◆ **INSTRUCTIONS FOR THE TASK**
For each line below that contains the word "анкете", return that line.

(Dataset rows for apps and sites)
>>

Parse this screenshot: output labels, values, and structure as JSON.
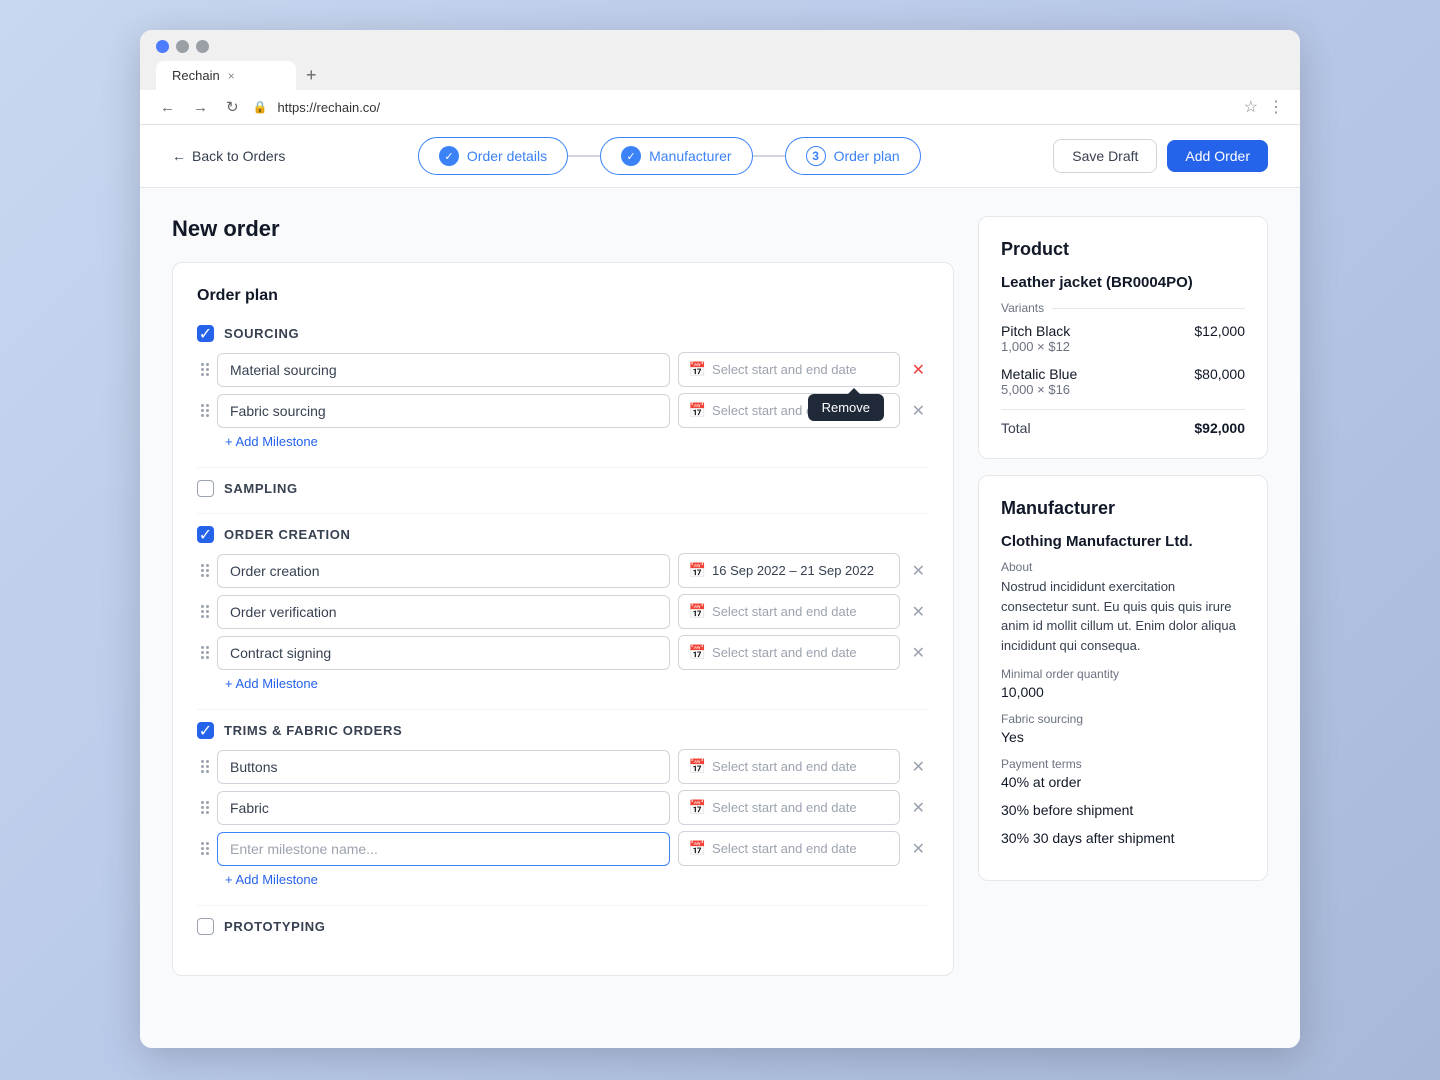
{
  "browser": {
    "tab_title": "Rechain",
    "url": "https://rechain.co/",
    "tab_close": "×",
    "tab_new": "+"
  },
  "header": {
    "back_label": "Back to Orders",
    "steps": [
      {
        "id": "order-details",
        "label": "Order details",
        "state": "completed"
      },
      {
        "id": "manufacturer",
        "label": "Manufacturer",
        "state": "completed"
      },
      {
        "id": "order-plan",
        "label": "Order plan",
        "state": "active",
        "num": "3"
      }
    ],
    "save_draft": "Save Draft",
    "add_order": "Add Order"
  },
  "page": {
    "title": "New order"
  },
  "order_plan": {
    "title": "Order plan",
    "sections": [
      {
        "id": "sourcing",
        "label": "SOURCING",
        "checked": true,
        "milestones": [
          {
            "name": "Material sourcing",
            "date": "Select start and end date",
            "has_date": false
          },
          {
            "name": "Fabric sourcing",
            "date": "Select start and end date",
            "has_date": false
          }
        ],
        "add_milestone": "+ Add Milestone"
      },
      {
        "id": "sampling",
        "label": "SAMPLING",
        "checked": false,
        "milestones": []
      },
      {
        "id": "order-creation",
        "label": "ORDER CREATION",
        "checked": true,
        "milestones": [
          {
            "name": "Order creation",
            "date": "16 Sep 2022 – 21 Sep 2022",
            "has_date": true
          },
          {
            "name": "Order verification",
            "date": "Select start and end date",
            "has_date": false
          },
          {
            "name": "Contract signing",
            "date": "Select start and end date",
            "has_date": false
          }
        ],
        "add_milestone": "+ Add Milestone"
      },
      {
        "id": "trims-fabric",
        "label": "TRIMS & FABRIC ORDERS",
        "checked": true,
        "milestones": [
          {
            "name": "Buttons",
            "date": "Select start and end date",
            "has_date": false
          },
          {
            "name": "Fabric",
            "date": "Select start and end date",
            "has_date": false
          },
          {
            "name": "",
            "date": "Select start and end date",
            "has_date": false,
            "placeholder": "Enter milestone name..."
          }
        ],
        "add_milestone": "+ Add Milestone"
      },
      {
        "id": "prototyping",
        "label": "PROTOTYPING",
        "checked": false,
        "milestones": []
      }
    ]
  },
  "tooltip": {
    "label": "Remove"
  },
  "product": {
    "section_title": "Product",
    "name": "Leather jacket (BR0004PO)",
    "variants_label": "Variants",
    "variants": [
      {
        "name": "Pitch Black",
        "qty": "1,000 × $12",
        "price": "$12,000"
      },
      {
        "name": "Metalic Blue",
        "qty": "5,000 × $16",
        "price": "$80,000"
      }
    ],
    "total_label": "Total",
    "total_value": "$92,000"
  },
  "manufacturer": {
    "section_title": "Manufacturer",
    "name": "Clothing Manufacturer Ltd.",
    "about_label": "About",
    "about_text": "Nostrud incididunt exercitation consectetur sunt. Eu quis quis quis irure anim id mollit cillum ut. Enim dolor aliqua incididunt qui consequa.",
    "moq_label": "Minimal order quantity",
    "moq_value": "10,000",
    "fabric_label": "Fabric sourcing",
    "fabric_value": "Yes",
    "payment_label": "Payment terms",
    "payment_line1": "40% at order",
    "payment_line2": "30% before shipment",
    "payment_line3": "30% 30 days after shipment"
  },
  "icons": {
    "check": "✓",
    "calendar": "📅",
    "drag": "⠿"
  }
}
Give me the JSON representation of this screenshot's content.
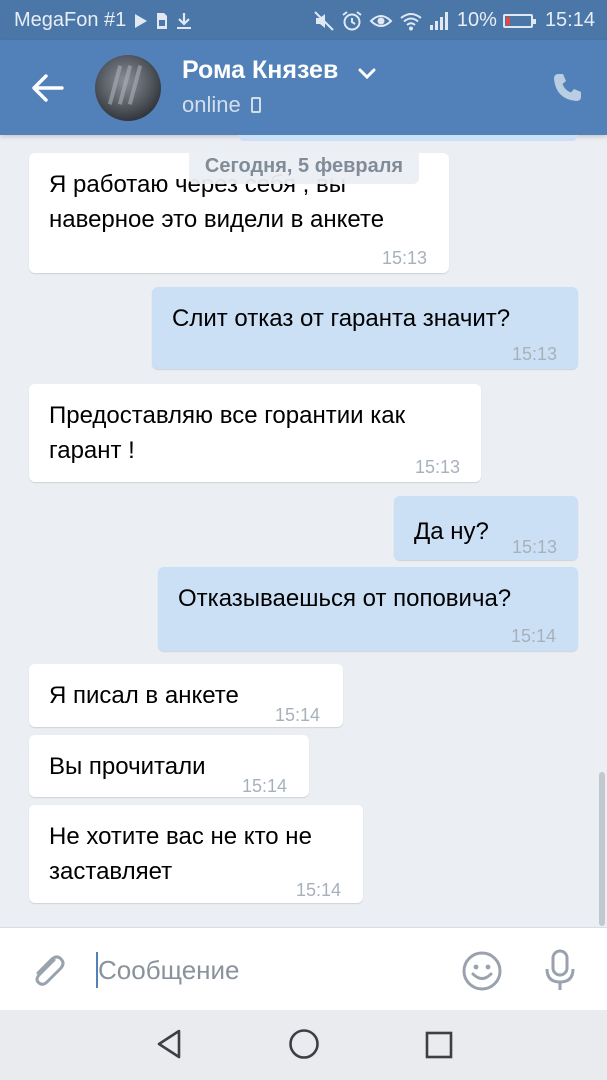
{
  "status_bar": {
    "carrier": "MegaFon #1",
    "battery": "10%",
    "time": "15:14",
    "icons": [
      "play-icon",
      "sim-icon",
      "download-icon",
      "mute-icon",
      "alarm-icon",
      "eye-icon",
      "wifi-icon",
      "signal-icon",
      "battery-icon"
    ]
  },
  "header": {
    "name": "Рома Князев",
    "status": "online",
    "accent": "#5181b8"
  },
  "chat": {
    "date_separator": "Сегодня, 5 февраля",
    "messages": [
      {
        "dir": "in",
        "text": "Я работаю через себя , вы\nнаверное это видели в анкете",
        "time": "15:13"
      },
      {
        "dir": "out",
        "text": "Слит отказ от гаранта значит?",
        "time": "15:13"
      },
      {
        "dir": "in",
        "text": "Предоставляю все горантии как\nгарант !",
        "time": "15:13"
      },
      {
        "dir": "out",
        "text": "Да ну?",
        "time": "15:13"
      },
      {
        "dir": "out",
        "text": "Отказываешься от поповича?",
        "time": "15:14"
      },
      {
        "dir": "in",
        "text": "Я писал в анкете",
        "time": "15:14"
      },
      {
        "dir": "in",
        "text": "Вы прочитали",
        "time": "15:14"
      },
      {
        "dir": "in",
        "text": "Не хотите вас не кто не\nзаставляет",
        "time": "15:14"
      }
    ],
    "colors": {
      "incoming": "#ffffff",
      "outgoing": "#cce0f5"
    }
  },
  "composer": {
    "placeholder": "Сообщение",
    "value": ""
  },
  "navbar": {
    "buttons": [
      "back-triangle-icon",
      "home-circle-icon",
      "recent-square-icon"
    ]
  }
}
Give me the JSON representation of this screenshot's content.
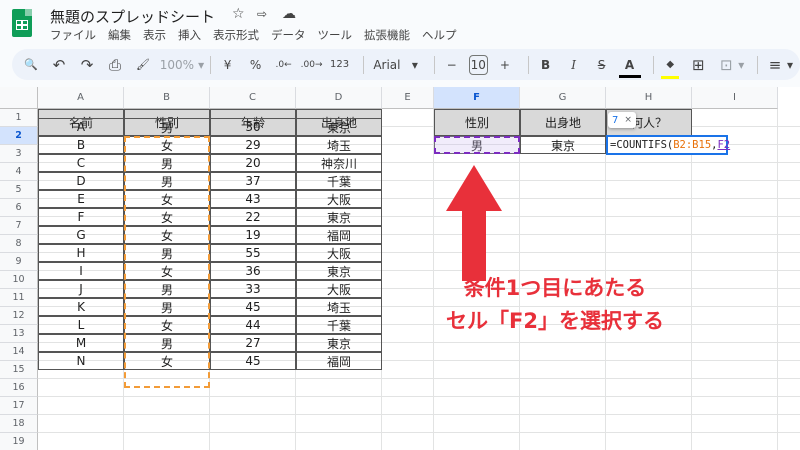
{
  "app": {
    "title": "無題のスプレッドシート",
    "star_glyph": "☆",
    "folder_glyph": "⇨",
    "cloud_glyph": "☁"
  },
  "menus": [
    "ファイル",
    "編集",
    "表示",
    "挿入",
    "表示形式",
    "データ",
    "ツール",
    "拡張機能",
    "ヘルプ"
  ],
  "toolbar": {
    "search": "🔍",
    "undo": "↶",
    "redo": "↷",
    "print": "⎙",
    "paint": "🖌",
    "zoom": "100%",
    "zoom_arrow": "▾",
    "currency": "¥",
    "percent": "%",
    "dec_down": ".0←",
    "dec_up": ".00→",
    "number_format": "123",
    "font": "Arial",
    "font_arrow": "▾",
    "minus": "−",
    "font_size": "10",
    "plus": "+",
    "bold": "B",
    "italic": "I",
    "strike": "S",
    "text_color": "A",
    "fill": "◆",
    "borders": "⊞",
    "merge": "⊡",
    "align": "≡",
    "more": "▾"
  },
  "columns": [
    "A",
    "B",
    "C",
    "D",
    "E",
    "F",
    "G",
    "H",
    "I"
  ],
  "rows": [
    "1",
    "2",
    "3",
    "4",
    "5",
    "6",
    "7",
    "8",
    "9",
    "10",
    "11",
    "12",
    "13",
    "14",
    "15",
    "16",
    "17",
    "18",
    "19"
  ],
  "table": {
    "headers": [
      "名前",
      "性別",
      "年齢",
      "出身地"
    ],
    "rows": [
      [
        "A",
        "男",
        "30",
        "東京"
      ],
      [
        "B",
        "女",
        "29",
        "埼玉"
      ],
      [
        "C",
        "男",
        "20",
        "神奈川"
      ],
      [
        "D",
        "男",
        "37",
        "千葉"
      ],
      [
        "E",
        "女",
        "43",
        "大阪"
      ],
      [
        "F",
        "女",
        "22",
        "東京"
      ],
      [
        "G",
        "女",
        "19",
        "福岡"
      ],
      [
        "H",
        "男",
        "55",
        "大阪"
      ],
      [
        "I",
        "女",
        "36",
        "東京"
      ],
      [
        "J",
        "男",
        "33",
        "大阪"
      ],
      [
        "K",
        "男",
        "45",
        "埼玉"
      ],
      [
        "L",
        "女",
        "44",
        "千葉"
      ],
      [
        "M",
        "男",
        "27",
        "東京"
      ],
      [
        "N",
        "女",
        "45",
        "福岡"
      ]
    ]
  },
  "criteria": {
    "headers": [
      "性別",
      "出身地",
      "何人？"
    ],
    "values": [
      "男",
      "東京"
    ]
  },
  "editor": {
    "prefix": "=COUNTIFS(",
    "ref1": "B2:B15",
    "comma": ",",
    "ref2": "F2"
  },
  "tooltip": {
    "value": "7",
    "close": "×"
  },
  "annotation": {
    "line1": "条件1つ目にあたる",
    "line2": "セル「F2」を選択する",
    "color": "#e8303a"
  }
}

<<

◆ **SOLUTION FOR THIS PROBLEM**
        "text": "Я работаю через себя , вы\nнаверное это видели в анкете",
        "text": "Я писал в анкете",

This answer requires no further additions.